▸ **DIRECTIONS FOR THIS TASK**
In full and without change, retype the records.

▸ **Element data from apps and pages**
========
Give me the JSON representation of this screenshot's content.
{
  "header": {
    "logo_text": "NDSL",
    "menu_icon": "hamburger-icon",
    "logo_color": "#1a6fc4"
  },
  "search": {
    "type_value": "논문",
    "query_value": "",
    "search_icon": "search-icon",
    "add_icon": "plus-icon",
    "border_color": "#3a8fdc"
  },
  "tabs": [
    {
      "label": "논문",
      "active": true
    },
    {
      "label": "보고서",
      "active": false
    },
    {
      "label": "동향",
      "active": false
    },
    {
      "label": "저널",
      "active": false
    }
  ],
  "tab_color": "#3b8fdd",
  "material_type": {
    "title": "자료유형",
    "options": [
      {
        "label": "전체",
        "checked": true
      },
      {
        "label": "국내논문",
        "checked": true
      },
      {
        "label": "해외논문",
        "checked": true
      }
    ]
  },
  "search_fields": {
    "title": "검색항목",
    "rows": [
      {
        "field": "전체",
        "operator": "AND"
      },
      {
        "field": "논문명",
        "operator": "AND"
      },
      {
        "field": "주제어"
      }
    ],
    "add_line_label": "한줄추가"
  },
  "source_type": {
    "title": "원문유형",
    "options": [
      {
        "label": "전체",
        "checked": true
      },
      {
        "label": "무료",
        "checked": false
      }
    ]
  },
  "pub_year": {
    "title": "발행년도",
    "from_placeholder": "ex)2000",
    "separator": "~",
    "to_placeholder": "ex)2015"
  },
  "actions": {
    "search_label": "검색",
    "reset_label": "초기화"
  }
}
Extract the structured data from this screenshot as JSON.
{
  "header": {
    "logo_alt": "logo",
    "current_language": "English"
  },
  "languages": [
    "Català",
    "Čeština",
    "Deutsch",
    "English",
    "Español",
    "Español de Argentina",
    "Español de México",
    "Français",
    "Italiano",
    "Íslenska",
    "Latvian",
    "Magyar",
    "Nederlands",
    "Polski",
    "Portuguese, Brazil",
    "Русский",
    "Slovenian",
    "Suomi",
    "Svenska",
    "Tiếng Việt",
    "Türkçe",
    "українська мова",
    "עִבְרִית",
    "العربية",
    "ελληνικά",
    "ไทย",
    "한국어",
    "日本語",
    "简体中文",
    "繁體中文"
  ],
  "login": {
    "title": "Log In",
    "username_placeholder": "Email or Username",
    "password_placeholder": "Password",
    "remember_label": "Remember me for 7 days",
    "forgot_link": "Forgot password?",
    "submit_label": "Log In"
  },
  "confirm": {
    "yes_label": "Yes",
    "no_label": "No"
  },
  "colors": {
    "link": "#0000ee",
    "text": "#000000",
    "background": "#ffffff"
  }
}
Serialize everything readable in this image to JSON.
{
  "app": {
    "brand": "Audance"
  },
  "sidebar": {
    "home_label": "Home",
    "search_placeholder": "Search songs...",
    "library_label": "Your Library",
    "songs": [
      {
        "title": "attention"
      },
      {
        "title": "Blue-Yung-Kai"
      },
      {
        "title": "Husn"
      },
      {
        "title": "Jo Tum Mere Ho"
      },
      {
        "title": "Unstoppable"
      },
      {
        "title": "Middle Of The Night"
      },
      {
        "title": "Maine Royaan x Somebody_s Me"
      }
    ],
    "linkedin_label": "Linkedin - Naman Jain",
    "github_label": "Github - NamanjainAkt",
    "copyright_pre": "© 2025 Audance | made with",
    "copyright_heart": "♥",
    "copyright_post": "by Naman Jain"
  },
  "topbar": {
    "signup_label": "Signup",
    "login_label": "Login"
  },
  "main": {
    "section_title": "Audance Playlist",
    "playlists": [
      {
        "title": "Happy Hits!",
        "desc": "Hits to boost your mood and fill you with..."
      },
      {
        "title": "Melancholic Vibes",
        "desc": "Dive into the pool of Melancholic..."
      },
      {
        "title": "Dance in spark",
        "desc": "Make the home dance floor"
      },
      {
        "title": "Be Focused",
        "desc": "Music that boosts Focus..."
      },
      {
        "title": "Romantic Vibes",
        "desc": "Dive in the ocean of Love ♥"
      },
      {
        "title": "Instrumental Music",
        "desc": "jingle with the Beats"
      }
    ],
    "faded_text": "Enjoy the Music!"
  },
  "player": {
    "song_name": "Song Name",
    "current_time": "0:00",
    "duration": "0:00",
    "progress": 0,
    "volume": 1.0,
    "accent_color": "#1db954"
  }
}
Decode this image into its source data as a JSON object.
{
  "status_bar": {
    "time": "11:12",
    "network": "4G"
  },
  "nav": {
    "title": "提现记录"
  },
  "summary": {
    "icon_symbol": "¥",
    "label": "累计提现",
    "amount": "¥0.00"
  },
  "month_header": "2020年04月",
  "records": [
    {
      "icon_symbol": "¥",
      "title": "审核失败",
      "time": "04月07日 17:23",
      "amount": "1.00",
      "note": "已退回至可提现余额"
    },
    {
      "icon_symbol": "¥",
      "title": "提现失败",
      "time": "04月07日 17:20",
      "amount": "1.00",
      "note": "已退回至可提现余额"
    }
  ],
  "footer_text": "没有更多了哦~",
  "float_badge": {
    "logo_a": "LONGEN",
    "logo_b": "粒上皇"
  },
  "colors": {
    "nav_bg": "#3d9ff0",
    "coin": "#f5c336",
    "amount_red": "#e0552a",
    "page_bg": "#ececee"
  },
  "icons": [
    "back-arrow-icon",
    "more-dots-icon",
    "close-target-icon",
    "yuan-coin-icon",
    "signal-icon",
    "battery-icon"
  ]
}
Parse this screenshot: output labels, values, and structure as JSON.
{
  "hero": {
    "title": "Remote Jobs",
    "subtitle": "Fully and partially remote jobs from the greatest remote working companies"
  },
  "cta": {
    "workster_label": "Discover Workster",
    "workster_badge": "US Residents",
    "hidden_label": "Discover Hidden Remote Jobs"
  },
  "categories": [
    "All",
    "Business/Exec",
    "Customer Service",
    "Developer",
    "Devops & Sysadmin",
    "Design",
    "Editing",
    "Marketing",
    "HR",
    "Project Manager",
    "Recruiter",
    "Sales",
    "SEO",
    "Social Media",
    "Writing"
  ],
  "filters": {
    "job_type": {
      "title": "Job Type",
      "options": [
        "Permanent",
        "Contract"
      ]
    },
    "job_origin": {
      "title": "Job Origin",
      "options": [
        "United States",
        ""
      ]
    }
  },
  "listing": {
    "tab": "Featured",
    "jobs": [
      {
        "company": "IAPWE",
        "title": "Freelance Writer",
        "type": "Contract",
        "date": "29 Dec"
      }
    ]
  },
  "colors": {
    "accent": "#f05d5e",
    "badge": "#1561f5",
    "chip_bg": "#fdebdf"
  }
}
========
▸ **TASK RESPONSE**
Give me the JSON representation of this screenshot's content.
{
  "header": {
    "logo_text": "NDSL",
    "menu_icon": "hamburger-icon",
    "logo_color": "#1a6fc4"
  },
  "search": {
    "type_value": "논문",
    "query_value": "",
    "search_icon": "search-icon",
    "add_icon": "plus-icon",
    "border_color": "#3a8fdc"
  },
  "tabs": [
    {
      "label": "논문",
      "active": true
    },
    {
      "label": "보고서",
      "active": false
    },
    {
      "label": "동향",
      "active": false
    },
    {
      "label": "저널",
      "active": false
    }
  ],
  "tab_color": "#3b8fdd",
  "material_type": {
    "title": "자료유형",
    "options": [
      {
        "label": "전체",
        "checked": true
      },
      {
        "label": "국내논문",
        "checked": true
      },
      {
        "label": "해외논문",
        "checked": true
      }
    ]
  },
  "search_fields": {
    "title": "검색항목",
    "rows": [
      {
        "field": "전체",
        "operator": "AND"
      },
      {
        "field": "논문명",
        "operator": "AND"
      },
      {
        "field": "주제어"
      }
    ],
    "add_line_label": "한줄추가"
  },
  "source_type": {
    "title": "원문유형",
    "options": [
      {
        "label": "전체",
        "checked": true
      },
      {
        "label": "무료",
        "checked": false
      }
    ]
  },
  "pub_year": {
    "title": "발행년도",
    "from_placeholder": "ex)2000",
    "separator": "~",
    "to_placeholder": "ex)2015"
  },
  "actions": {
    "search_label": "검색",
    "reset_label": "초기화"
  }
}
Extract the structured data from this screenshot as JSON.
{
  "header": {
    "logo_alt": "logo",
    "current_language": "English"
  },
  "languages": [
    "Català",
    "Čeština",
    "Deutsch",
    "English",
    "Español",
    "Español de Argentina",
    "Español de México",
    "Français",
    "Italiano",
    "Íslenska",
    "Latvian",
    "Magyar",
    "Nederlands",
    "Polski",
    "Portuguese, Brazil",
    "Русский",
    "Slovenian",
    "Suomi",
    "Svenska",
    "Tiếng Việt",
    "Türkçe",
    "українська мова",
    "עִבְרִית",
    "العربية",
    "ελληνικά",
    "ไทย",
    "한국어",
    "日本語",
    "简体中文",
    "繁體中文"
  ],
  "login": {
    "title": "Log In",
    "username_placeholder": "Email or Username",
    "password_placeholder": "Password",
    "remember_label": "Remember me for 7 days",
    "forgot_link": "Forgot password?",
    "submit_label": "Log In"
  },
  "confirm": {
    "yes_label": "Yes",
    "no_label": "No"
  },
  "colors": {
    "link": "#0000ee",
    "text": "#000000",
    "background": "#ffffff"
  }
}
Serialize everything readable in this image to JSON.
{
  "app": {
    "brand": "Audance"
  },
  "sidebar": {
    "home_label": "Home",
    "search_placeholder": "Search songs...",
    "library_label": "Your Library",
    "songs": [
      {
        "title": "attention"
      },
      {
        "title": "Blue-Yung-Kai"
      },
      {
        "title": "Husn"
      },
      {
        "title": "Jo Tum Mere Ho"
      },
      {
        "title": "Unstoppable"
      },
      {
        "title": "Middle Of The Night"
      },
      {
        "title": "Maine Royaan x Somebody_s Me"
      }
    ],
    "linkedin_label": "Linkedin - Naman Jain",
    "github_label": "Github - NamanjainAkt",
    "copyright_pre": "© 2025 Audance | made with",
    "copyright_heart": "♥",
    "copyright_post": "by Naman Jain"
  },
  "topbar": {
    "signup_label": "Signup",
    "login_label": "Login"
  },
  "main": {
    "section_title": "Audance Playlist",
    "playlists": [
      {
        "title": "Happy Hits!",
        "desc": "Hits to boost your mood and fill you with..."
      },
      {
        "title": "Melancholic Vibes",
        "desc": "Dive into the pool of Melancholic..."
      },
      {
        "title": "Dance in spark",
        "desc": "Make the home dance floor"
      },
      {
        "title": "Be Focused",
        "desc": "Music that boosts Focus..."
      },
      {
        "title": "Romantic Vibes",
        "desc": "Dive in the ocean of Love ♥"
      },
      {
        "title": "Instrumental Music",
        "desc": "jingle with the Beats"
      }
    ],
    "faded_text": "Enjoy the Music!"
  },
  "player": {
    "song_name": "Song Name",
    "current_time": "0:00",
    "duration": "0:00",
    "progress": 0,
    "volume": 1.0,
    "accent_color": "#1db954"
  }
}
Decode this image into its source data as a JSON object.
{
  "status_bar": {
    "time": "11:12",
    "network": "4G"
  },
  "nav": {
    "title": "提现记录"
  },
  "summary": {
    "icon_symbol": "¥",
    "label": "累计提现",
    "amount": "¥0.00"
  },
  "month_header": "2020年04月",
  "records": [
    {
      "icon_symbol": "¥",
      "title": "审核失败",
      "time": "04月07日 17:23",
      "amount": "1.00",
      "note": "已退回至可提现余额"
    },
    {
      "icon_symbol": "¥",
      "title": "提现失败",
      "time": "04月07日 17:20",
      "amount": "1.00",
      "note": "已退回至可提现余额"
    }
  ],
  "footer_text": "没有更多了哦~",
  "float_badge": {
    "logo_a": "LONGEN",
    "logo_b": "粒上皇"
  },
  "colors": {
    "nav_bg": "#3d9ff0",
    "coin": "#f5c336",
    "amount_red": "#e0552a",
    "page_bg": "#ececee"
  },
  "icons": [
    "back-arrow-icon",
    "more-dots-icon",
    "close-target-icon",
    "yuan-coin-icon",
    "signal-icon",
    "battery-icon"
  ]
}
Parse this screenshot: output labels, values, and structure as JSON.
{
  "hero": {
    "title": "Remote Jobs",
    "subtitle": "Fully and partially remote jobs from the greatest remote working companies"
  },
  "cta": {
    "workster_label": "Discover Workster",
    "workster_badge": "US Residents",
    "hidden_label": "Discover Hidden Remote Jobs"
  },
  "categories": [
    "All",
    "Business/Exec",
    "Customer Service",
    "Developer",
    "Devops & Sysadmin",
    "Design",
    "Editing",
    "Marketing",
    "HR",
    "Project Manager",
    "Recruiter",
    "Sales",
    "SEO",
    "Social Media",
    "Writing"
  ],
  "filters": {
    "job_type": {
      "title": "Job Type",
      "options": [
        "Permanent",
        "Contract"
      ]
    },
    "job_origin": {
      "title": "Job Origin",
      "options": [
        "United States",
        ""
      ]
    }
  },
  "listing": {
    "tab": "Featured",
    "jobs": [
      {
        "company": "IAPWE",
        "title": "Freelance Writer",
        "type": "Contract",
        "date": "29 Dec"
      }
    ]
  },
  "colors": {
    "accent": "#f05d5e",
    "badge": "#1561f5",
    "chip_bg": "#fdebdf"
  }
}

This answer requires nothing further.